▸ **PROBLEM TO WORK ON**
Go through the entries below and return every line that contains "structured".

(Dataset rows for apps and sites)
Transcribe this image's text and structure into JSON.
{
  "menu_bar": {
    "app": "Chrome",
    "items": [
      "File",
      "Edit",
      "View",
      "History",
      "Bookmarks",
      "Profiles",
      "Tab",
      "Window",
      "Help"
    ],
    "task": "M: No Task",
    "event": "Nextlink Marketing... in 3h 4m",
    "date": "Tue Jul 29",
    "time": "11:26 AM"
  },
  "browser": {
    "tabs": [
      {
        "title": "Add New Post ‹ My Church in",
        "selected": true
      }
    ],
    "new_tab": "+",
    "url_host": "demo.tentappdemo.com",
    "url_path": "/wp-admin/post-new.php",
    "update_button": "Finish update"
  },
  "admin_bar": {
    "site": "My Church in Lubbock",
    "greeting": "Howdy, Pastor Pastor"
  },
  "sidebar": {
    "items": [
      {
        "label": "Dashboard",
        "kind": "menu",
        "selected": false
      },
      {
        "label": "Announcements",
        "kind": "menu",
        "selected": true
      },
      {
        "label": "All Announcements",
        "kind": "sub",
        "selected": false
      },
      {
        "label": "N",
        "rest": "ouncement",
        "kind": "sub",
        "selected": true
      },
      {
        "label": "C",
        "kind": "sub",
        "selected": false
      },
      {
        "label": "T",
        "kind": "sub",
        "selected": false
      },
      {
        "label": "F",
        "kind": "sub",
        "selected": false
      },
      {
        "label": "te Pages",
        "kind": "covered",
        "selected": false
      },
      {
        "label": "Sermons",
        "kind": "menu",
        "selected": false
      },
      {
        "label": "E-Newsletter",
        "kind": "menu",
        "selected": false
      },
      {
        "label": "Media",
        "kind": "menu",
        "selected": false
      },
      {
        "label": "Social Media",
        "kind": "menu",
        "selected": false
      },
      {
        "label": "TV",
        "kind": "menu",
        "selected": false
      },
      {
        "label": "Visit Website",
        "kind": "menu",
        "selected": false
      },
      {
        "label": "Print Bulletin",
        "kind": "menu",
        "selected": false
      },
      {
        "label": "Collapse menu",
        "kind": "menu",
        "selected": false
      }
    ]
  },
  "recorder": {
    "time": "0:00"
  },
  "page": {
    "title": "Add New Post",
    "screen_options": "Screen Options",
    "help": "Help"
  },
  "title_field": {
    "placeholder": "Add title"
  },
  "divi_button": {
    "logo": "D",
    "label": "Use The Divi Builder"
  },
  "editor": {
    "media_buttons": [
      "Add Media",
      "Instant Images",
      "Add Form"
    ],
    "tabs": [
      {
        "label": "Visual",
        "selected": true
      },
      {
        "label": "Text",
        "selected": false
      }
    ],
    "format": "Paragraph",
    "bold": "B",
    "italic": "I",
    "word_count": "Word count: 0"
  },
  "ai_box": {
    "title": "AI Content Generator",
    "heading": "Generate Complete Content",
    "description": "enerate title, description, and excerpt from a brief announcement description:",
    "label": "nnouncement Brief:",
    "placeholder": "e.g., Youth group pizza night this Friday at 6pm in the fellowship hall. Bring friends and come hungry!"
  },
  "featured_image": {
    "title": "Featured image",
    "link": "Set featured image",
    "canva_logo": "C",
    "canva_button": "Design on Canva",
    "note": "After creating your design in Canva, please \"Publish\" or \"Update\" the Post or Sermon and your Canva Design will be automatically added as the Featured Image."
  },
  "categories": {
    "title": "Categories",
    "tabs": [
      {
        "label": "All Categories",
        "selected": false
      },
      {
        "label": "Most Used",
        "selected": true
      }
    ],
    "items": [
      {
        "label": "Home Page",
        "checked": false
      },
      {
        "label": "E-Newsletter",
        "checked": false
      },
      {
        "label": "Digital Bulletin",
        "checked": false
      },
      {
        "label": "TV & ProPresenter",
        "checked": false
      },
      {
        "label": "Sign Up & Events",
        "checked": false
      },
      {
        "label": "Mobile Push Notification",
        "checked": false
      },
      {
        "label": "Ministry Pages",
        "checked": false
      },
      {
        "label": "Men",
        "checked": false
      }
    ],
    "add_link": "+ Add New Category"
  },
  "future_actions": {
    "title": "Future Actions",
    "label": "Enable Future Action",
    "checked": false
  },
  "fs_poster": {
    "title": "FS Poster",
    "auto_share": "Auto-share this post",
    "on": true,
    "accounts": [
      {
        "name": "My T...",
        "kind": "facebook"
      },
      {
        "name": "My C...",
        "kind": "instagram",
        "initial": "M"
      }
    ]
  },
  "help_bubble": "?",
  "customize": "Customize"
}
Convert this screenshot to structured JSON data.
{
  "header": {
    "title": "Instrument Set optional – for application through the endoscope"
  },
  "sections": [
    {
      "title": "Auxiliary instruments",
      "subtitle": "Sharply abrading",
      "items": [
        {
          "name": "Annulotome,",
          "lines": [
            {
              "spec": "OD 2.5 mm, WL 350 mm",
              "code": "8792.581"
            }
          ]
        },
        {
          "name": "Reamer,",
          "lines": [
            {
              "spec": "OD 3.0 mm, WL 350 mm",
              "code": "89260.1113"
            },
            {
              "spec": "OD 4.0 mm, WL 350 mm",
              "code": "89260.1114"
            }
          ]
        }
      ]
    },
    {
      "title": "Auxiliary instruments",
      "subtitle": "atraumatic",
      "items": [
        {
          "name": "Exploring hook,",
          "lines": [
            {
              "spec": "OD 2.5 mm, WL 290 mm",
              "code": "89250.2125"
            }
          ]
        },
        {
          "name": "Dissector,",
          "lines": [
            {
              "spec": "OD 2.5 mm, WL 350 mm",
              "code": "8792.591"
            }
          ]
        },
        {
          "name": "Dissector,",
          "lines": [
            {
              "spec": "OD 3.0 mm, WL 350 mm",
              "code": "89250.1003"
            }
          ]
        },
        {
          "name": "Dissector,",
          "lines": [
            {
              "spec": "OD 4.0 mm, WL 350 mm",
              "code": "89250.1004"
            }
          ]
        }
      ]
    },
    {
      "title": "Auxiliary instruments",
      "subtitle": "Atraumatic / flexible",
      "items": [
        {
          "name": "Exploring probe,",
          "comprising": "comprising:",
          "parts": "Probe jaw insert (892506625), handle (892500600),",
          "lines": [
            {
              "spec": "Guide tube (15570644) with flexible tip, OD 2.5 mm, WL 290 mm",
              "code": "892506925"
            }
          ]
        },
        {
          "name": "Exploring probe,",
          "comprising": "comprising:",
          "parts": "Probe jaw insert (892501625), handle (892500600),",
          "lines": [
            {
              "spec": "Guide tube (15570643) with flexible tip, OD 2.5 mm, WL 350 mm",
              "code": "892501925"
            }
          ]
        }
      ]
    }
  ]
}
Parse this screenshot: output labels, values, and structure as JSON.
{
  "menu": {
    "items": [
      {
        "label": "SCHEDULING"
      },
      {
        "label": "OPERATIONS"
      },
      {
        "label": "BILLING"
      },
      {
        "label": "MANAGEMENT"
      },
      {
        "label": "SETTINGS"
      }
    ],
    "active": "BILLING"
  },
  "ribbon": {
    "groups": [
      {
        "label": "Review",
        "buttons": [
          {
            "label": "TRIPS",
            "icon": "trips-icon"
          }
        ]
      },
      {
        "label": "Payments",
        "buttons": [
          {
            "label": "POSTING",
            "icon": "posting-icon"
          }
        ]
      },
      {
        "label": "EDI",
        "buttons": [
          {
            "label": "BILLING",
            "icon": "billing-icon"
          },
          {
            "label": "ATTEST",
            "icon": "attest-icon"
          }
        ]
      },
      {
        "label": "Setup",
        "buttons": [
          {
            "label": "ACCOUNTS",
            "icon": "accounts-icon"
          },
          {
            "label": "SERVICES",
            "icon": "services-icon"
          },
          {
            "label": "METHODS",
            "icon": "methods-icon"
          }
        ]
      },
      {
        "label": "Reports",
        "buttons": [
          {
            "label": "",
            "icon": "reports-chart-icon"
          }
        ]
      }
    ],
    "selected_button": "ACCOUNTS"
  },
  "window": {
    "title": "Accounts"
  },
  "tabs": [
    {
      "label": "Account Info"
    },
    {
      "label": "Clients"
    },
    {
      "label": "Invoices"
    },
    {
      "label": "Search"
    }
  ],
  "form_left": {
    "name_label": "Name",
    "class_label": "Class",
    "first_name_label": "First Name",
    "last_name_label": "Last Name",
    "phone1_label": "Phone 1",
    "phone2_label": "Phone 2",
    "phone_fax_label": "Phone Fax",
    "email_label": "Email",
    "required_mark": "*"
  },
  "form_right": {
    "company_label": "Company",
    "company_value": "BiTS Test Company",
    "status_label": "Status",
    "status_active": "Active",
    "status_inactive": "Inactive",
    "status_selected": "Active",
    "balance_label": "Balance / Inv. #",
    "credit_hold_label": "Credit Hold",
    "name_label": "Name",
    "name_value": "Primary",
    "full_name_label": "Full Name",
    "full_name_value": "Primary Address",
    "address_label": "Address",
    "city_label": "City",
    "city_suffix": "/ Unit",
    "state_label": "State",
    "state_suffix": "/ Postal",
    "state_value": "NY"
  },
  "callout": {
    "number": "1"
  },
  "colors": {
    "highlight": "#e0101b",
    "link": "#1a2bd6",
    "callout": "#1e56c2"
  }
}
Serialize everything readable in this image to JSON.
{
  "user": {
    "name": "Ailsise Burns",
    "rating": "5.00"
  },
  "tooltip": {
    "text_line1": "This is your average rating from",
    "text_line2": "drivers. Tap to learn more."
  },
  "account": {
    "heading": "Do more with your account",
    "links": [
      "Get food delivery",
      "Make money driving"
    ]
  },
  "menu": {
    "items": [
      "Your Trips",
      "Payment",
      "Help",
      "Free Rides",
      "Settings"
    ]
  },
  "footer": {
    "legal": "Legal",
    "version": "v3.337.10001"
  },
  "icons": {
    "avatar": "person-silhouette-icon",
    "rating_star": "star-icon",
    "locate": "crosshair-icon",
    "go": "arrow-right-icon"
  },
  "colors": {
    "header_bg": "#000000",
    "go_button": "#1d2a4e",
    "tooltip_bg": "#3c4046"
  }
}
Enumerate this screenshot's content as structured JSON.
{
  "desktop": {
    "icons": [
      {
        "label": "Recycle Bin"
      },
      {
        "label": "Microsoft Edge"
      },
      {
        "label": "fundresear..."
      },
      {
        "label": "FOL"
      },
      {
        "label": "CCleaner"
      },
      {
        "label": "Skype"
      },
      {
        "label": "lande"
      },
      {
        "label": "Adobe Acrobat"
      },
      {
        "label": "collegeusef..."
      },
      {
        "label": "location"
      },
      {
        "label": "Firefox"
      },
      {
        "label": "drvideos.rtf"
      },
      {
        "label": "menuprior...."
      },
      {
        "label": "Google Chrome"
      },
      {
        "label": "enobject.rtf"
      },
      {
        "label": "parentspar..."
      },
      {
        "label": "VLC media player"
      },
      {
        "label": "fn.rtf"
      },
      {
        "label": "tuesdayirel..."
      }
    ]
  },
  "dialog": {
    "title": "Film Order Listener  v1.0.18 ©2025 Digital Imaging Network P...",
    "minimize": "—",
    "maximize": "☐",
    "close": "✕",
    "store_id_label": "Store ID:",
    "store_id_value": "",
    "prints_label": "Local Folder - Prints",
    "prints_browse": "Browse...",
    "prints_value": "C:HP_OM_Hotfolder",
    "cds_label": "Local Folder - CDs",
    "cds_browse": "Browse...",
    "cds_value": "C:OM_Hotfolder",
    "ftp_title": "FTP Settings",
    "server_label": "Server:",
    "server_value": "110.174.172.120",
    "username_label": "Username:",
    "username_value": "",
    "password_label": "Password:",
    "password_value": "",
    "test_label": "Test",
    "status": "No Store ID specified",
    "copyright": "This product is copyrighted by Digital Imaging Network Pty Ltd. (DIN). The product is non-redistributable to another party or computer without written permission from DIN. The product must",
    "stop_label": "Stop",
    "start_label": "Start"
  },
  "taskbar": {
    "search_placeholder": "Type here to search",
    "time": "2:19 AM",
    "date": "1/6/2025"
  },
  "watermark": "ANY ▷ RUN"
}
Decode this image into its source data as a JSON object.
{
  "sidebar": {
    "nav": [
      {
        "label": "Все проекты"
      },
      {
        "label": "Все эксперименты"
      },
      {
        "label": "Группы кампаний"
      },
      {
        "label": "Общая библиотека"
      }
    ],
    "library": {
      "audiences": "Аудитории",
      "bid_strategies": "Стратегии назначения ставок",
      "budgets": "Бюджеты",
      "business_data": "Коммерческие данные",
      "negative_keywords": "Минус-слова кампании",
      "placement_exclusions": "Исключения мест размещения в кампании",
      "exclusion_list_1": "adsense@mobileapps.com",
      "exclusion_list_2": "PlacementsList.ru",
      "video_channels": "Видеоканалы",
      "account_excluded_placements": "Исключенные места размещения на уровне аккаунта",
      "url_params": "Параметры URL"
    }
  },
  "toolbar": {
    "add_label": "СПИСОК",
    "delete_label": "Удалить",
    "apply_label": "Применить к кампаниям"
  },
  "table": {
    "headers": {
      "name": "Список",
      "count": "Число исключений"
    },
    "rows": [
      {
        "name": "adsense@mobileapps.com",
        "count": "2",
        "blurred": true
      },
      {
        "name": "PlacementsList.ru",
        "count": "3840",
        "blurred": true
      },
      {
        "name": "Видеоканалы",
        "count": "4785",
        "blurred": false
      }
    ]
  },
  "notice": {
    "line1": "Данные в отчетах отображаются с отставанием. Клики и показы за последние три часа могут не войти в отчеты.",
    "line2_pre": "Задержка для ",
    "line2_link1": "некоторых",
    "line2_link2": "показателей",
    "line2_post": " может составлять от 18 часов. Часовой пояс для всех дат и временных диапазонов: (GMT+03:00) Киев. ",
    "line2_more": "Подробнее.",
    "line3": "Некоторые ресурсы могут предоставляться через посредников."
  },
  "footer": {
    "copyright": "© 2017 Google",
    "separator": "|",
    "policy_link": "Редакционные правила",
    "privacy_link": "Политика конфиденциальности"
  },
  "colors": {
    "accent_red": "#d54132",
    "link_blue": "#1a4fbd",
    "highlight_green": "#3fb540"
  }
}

▸ **YOUR SOLUTION**
Convert this screenshot to structured JSON data.
Enumerate this screenshot's content as structured JSON.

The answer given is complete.